Description:Vaughn, also commonly spelled Vaughan, has been used quietly over the years, reaching a peak of Number 349 in 1949. It is now in the process of rediscovery, being seen as a good Sean alternative or an updated way to honor an ancestral Paul (which also means small).
Origin:Irish, variant of Diarmaid/Dermot
Description:Kermit was a Top 500 name until the 1960s, not coincidentally the decade in which Kermit the Frog became well known, proving that it isn't easy being green, even for a name. But we think it's time for some of those appealing Sesame Street names--Kermit, Elmo, Grover--to be taken out of that context and be considered on their own.
Meaning:"lives near a grove of trees"
Description:Forget the furry blue Muppet, forget corpulent President Cleveland (not too difficult), and consider this name anew. We think it's spunky, a little funky, and well worth a second look.

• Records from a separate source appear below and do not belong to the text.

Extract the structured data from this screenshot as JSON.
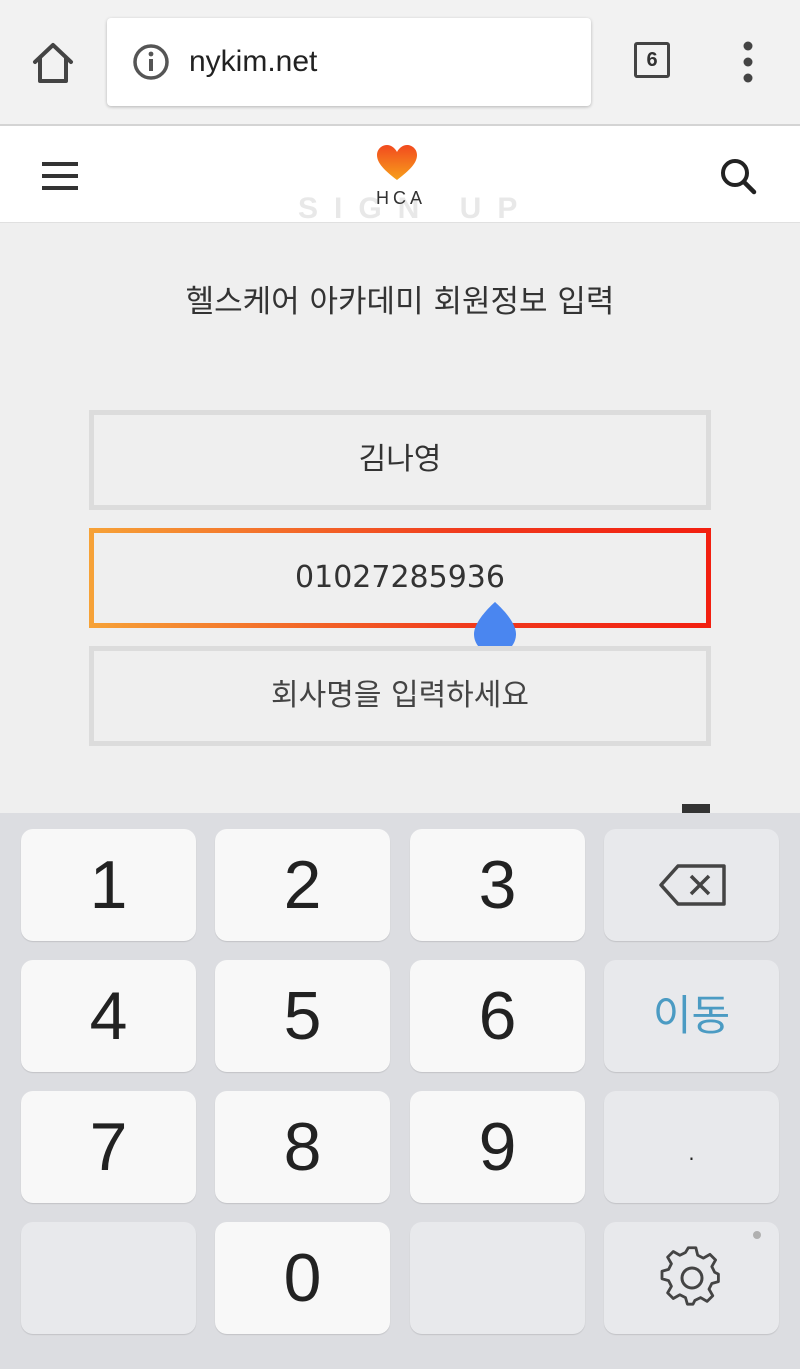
{
  "browser": {
    "url": "nykim.net",
    "tab_count": "6"
  },
  "header": {
    "logo_text": "HCA",
    "watermark": "SIGN UP"
  },
  "main": {
    "heading": "헬스케어 아카데미 회원정보 입력",
    "fields": {
      "name_value": "김나영",
      "phone_value": "01027285936",
      "company_placeholder": "회사명을 입력하세요"
    }
  },
  "keyboard": {
    "keys": [
      "1",
      "2",
      "3",
      "4",
      "5",
      "6",
      "7",
      "8",
      "9",
      "0"
    ],
    "move_label": "이동",
    "dot_label": "."
  },
  "colors": {
    "accent_start": "#f6a237",
    "accent_end": "#f21f10",
    "cursor": "#4a86f0",
    "move_key": "#4b9bc3"
  },
  "icons": [
    "home-icon",
    "info-icon",
    "tab-switcher-icon",
    "more-vert-icon",
    "hamburger-icon",
    "heart-logo-icon",
    "search-icon",
    "backspace-icon",
    "settings-gear-icon",
    "text-cursor-handle-icon"
  ]
}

Description:A classic Welsh name, softer than Griffin and friendlier to spell than Gruffudd - that hasn't had as much love as it deserves elsewhere. Namesakes range from medieval kings to the philanthropist Griffith J. Griffith, who left land to the city of Los Angeles. It's great in full, but Griff is cool too.
Description:This is an ancient saints' name well used in Ireland but a rarity here and unlikely to ever reach the popularity of other Finn-ish names. St. Finbarr (the more common spelling) is the patron saint of Cork and in Irish folklore, Finbarr was king of the fairies.
Origin:Topographical name or short form of Clifford or Clifton
Description:Cliff is a familiar, timeless short form -- never too popular, yet widely known -- that you might also think of as a geographical name ala Vale or Field.
Origin:French variation of Ralph
Description:Raoul, with its unique three-vowel middle, rolls off the tongue in an appealing way. Raoul is one of the French names that sounds infinitely more romantic and attractive than the somewhat harsh English version Ralph.
Origin:Italian variation of Cosmo
Description:Dramatic and worldly, Cosimo was chosen by singer Beck and his wife, Marissa Ribisi, for their son. Now that Cosima has emerged as a starbaby favorite, twin brother Cosimo could join her.
Meaning:"valley of the Welsh"
Description:Walden is a recent entrant to the en-ending boys' names trend, a name that summons up placid images of Thoreau's two-year stay contemplating nature near Walden Pond.
Origin:English from Latin
Description:Calloway is one of those irresistibly jaunty, animated three-syllable surnames, like Sullivan and Finnegan — but this one has the added attraction of jazzy ties to the immortal "Dean of American Jive," Cab Calloway.